Johann Sebastian Bach was better known as a virtuoso
organist than as a composer in his day. His sacred
music, organ and choral works, and other instrumental
music had an enthusiasm and seeming freedom that
concealed immense rigor. Bach's use of counterpoint was
brilliant and innovative, and the immense complexities
of his compositional style -- which often included
religious and numerological symbols that seem to fit
perfectly together in a profound puzzle of special
codes -- still amaze musicians today. Many consider him
the greatest composer of all time.
The Suite in C major is probably the most popular of
Bach's six suites for solo cello, among cellists and
listeners alike. How could one resist the work's mix of
nobility, exuberance, and relative contrapuntal
simplicity? Casals, who more than any other performer
brought these suites to the forefront of the cello
repertory, found in it a heroic quality. Yet this suite
also has close ties to its brethren. The Prelude
recalls the discursive improvisatory flavor of the
second suite, but opens with a descending figure and a
mood of bright sunshine instead of the study in tragedy
and tension that the second suite undertakes from the
beginning. The Prelude also makes brilliant use of a
mighty pedal point; a single note is held in the bass
register while a series of progressively richer and
richer figures build tension, pushing harder and harder
for resolution. A similar figure is used to heighten a
sense of pathos in the Prelude to the St. John Passion.
Here, however, the pedal point develops instead into an
expression of great warmth and happiness.
After the Prelude come a lively Allemande, a Courante,
a Sarabande, a double Bourrée, and a Gigue. The
Sarabande proceeds in a series of triple and quadruple
stops that offer the cellist plenty of room for gutsy
expressiveness and at the same time outline the implied
polyphony that so fascinates those who hear these
works. For this suite, as in the fourth suite, Bach

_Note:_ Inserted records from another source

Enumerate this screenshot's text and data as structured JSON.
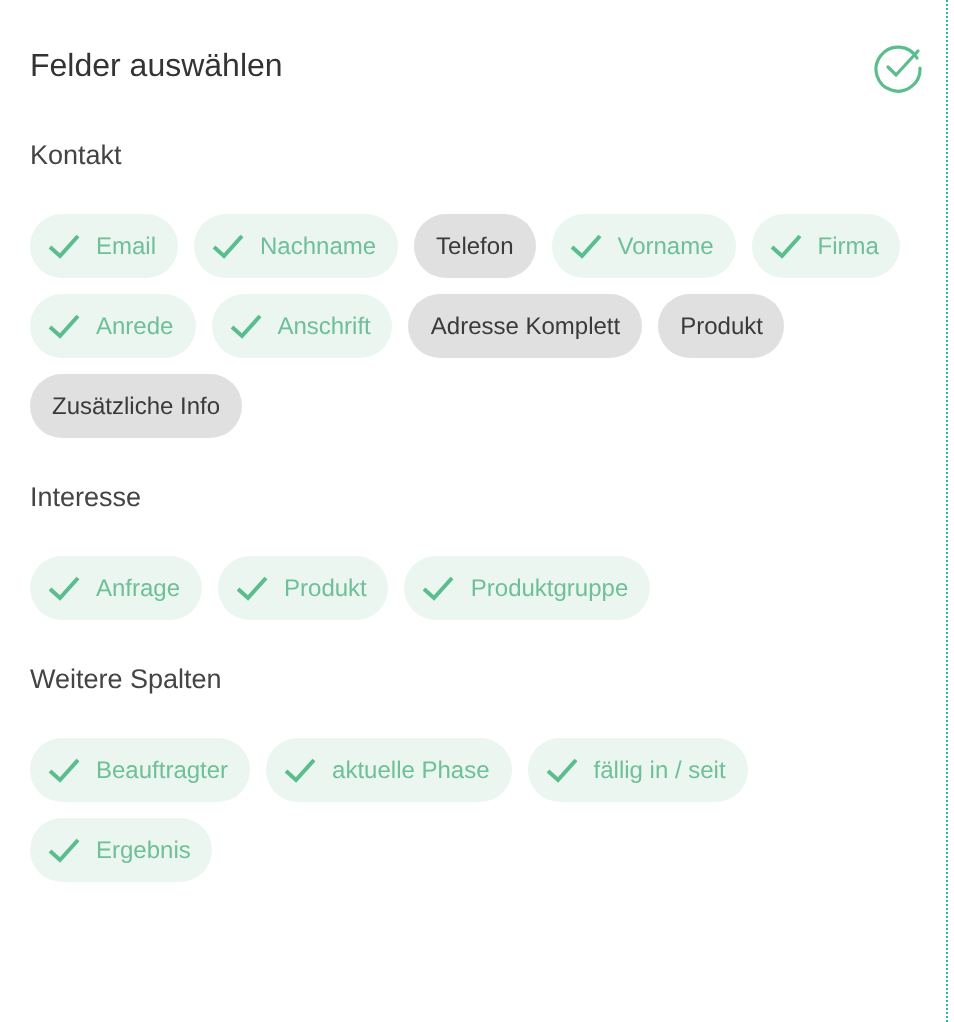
{
  "title": "Felder auswählen",
  "confirmed": true,
  "sections": [
    {
      "heading": "Kontakt",
      "fields": [
        {
          "label": "Email",
          "selected": true
        },
        {
          "label": "Nachname",
          "selected": true
        },
        {
          "label": "Telefon",
          "selected": false
        },
        {
          "label": "Vorname",
          "selected": true
        },
        {
          "label": "Firma",
          "selected": true
        },
        {
          "label": "Anrede",
          "selected": true
        },
        {
          "label": "Anschrift",
          "selected": true
        },
        {
          "label": "Adresse Komplett",
          "selected": false
        },
        {
          "label": "Produkt",
          "selected": false
        },
        {
          "label": "Zusätzliche Info",
          "selected": false
        }
      ]
    },
    {
      "heading": "Interesse",
      "fields": [
        {
          "label": "Anfrage",
          "selected": true
        },
        {
          "label": "Produkt",
          "selected": true
        },
        {
          "label": "Produktgruppe",
          "selected": true
        }
      ]
    },
    {
      "heading": "Weitere Spalten",
      "fields": [
        {
          "label": "Beauftragter",
          "selected": true
        },
        {
          "label": "aktuelle Phase",
          "selected": true
        },
        {
          "label": "fällig in / seit",
          "selected": true
        },
        {
          "label": "Ergebnis",
          "selected": true
        }
      ]
    }
  ]
}
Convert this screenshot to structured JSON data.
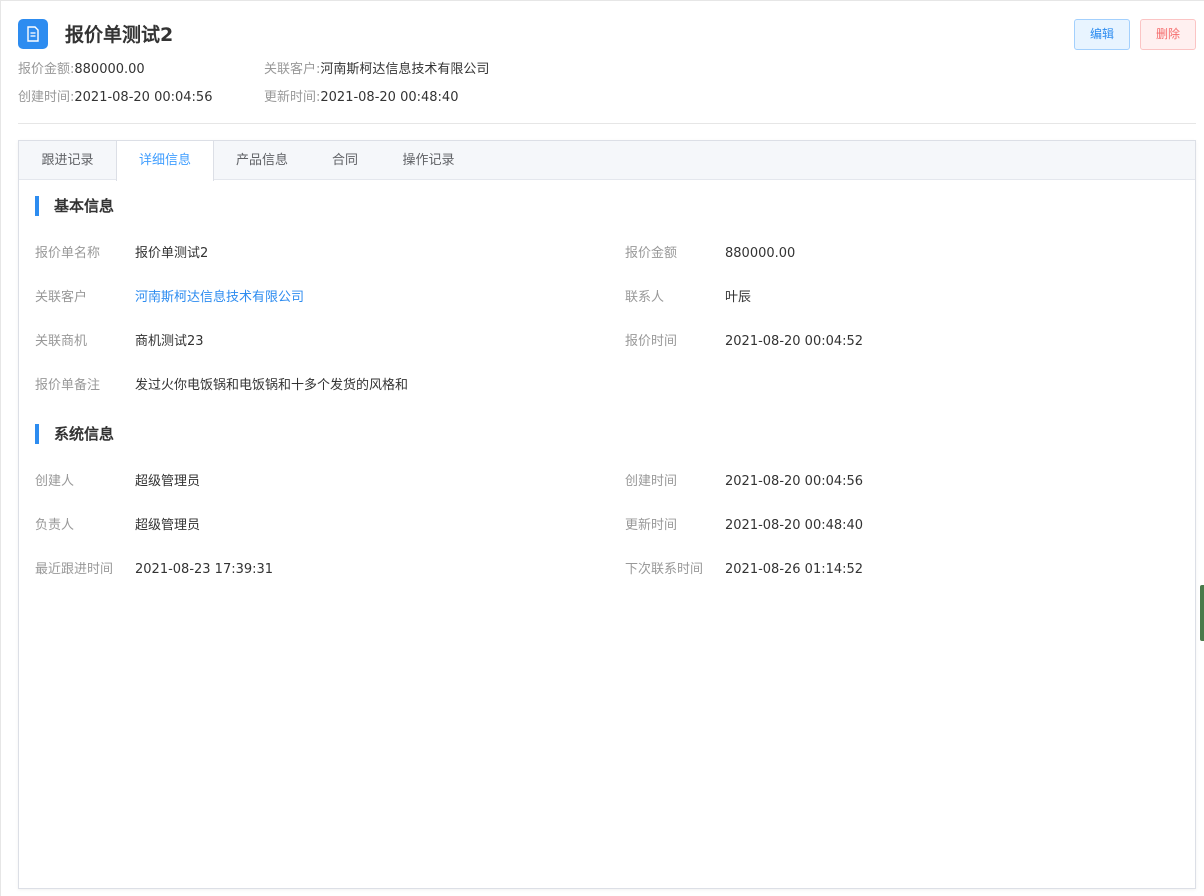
{
  "header": {
    "title": "报价单测试2",
    "edit_label": "编辑",
    "delete_label": "删除"
  },
  "summary": {
    "amount_label": "报价金额:",
    "amount_value": "880000.00",
    "customer_label": "关联客户:",
    "customer_value": "河南斯柯达信息技术有限公司",
    "created_label": "创建时间:",
    "created_value": "2021-08-20 00:04:56",
    "updated_label": "更新时间:",
    "updated_value": "2021-08-20 00:48:40"
  },
  "tabs": [
    {
      "label": "跟进记录"
    },
    {
      "label": "详细信息"
    },
    {
      "label": "产品信息"
    },
    {
      "label": "合同"
    },
    {
      "label": "操作记录"
    }
  ],
  "active_tab": "详细信息",
  "basic_info": {
    "title": "基本信息",
    "fields": [
      {
        "label": "报价单名称",
        "value": "报价单测试2"
      },
      {
        "label": "报价金额",
        "value": "880000.00"
      },
      {
        "label": "关联客户",
        "value": "河南斯柯达信息技术有限公司"
      },
      {
        "label": "联系人",
        "value": "叶辰"
      },
      {
        "label": "关联商机",
        "value": "商机测试23"
      },
      {
        "label": "报价时间",
        "value": "2021-08-20 00:04:52"
      },
      {
        "label": "报价单备注",
        "value": "发过火你电饭锅和电饭锅和十多个发货的风格和"
      }
    ]
  },
  "system_info": {
    "title": "系统信息",
    "fields": [
      {
        "label": "创建人",
        "value": "超级管理员"
      },
      {
        "label": "创建时间",
        "value": "2021-08-20 00:04:56"
      },
      {
        "label": "负责人",
        "value": "超级管理员"
      },
      {
        "label": "更新时间",
        "value": "2021-08-20 00:48:40"
      },
      {
        "label": "最近跟进时间",
        "value": "2021-08-23 17:39:31"
      },
      {
        "label": "下次联系时间",
        "value": "2021-08-26 01:14:52"
      }
    ]
  },
  "colors": {
    "accent": "#2d8cf0",
    "tab_active": "#409eff",
    "danger": "#f56c6c"
  },
  "icons": {
    "header_icon": "document-icon"
  }
}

uses a pair of Bourrées for the galant element. These
reinforce the sense of buoyant optimism that pervades
the work, though a sudden minor-key turn in the second
Bourrée reminds us that no triumph is ever complete.
But the final Gigue restores the lightness of this
bouncy, virtuosic suite, perhaps the most idiomatic to
the cello of all six suites.
Although originally written for Solo Cello. I created
this Arrangement of the Suite No. 3 in C Major (BWV
1009) transposed to G Major for Classical Guitar.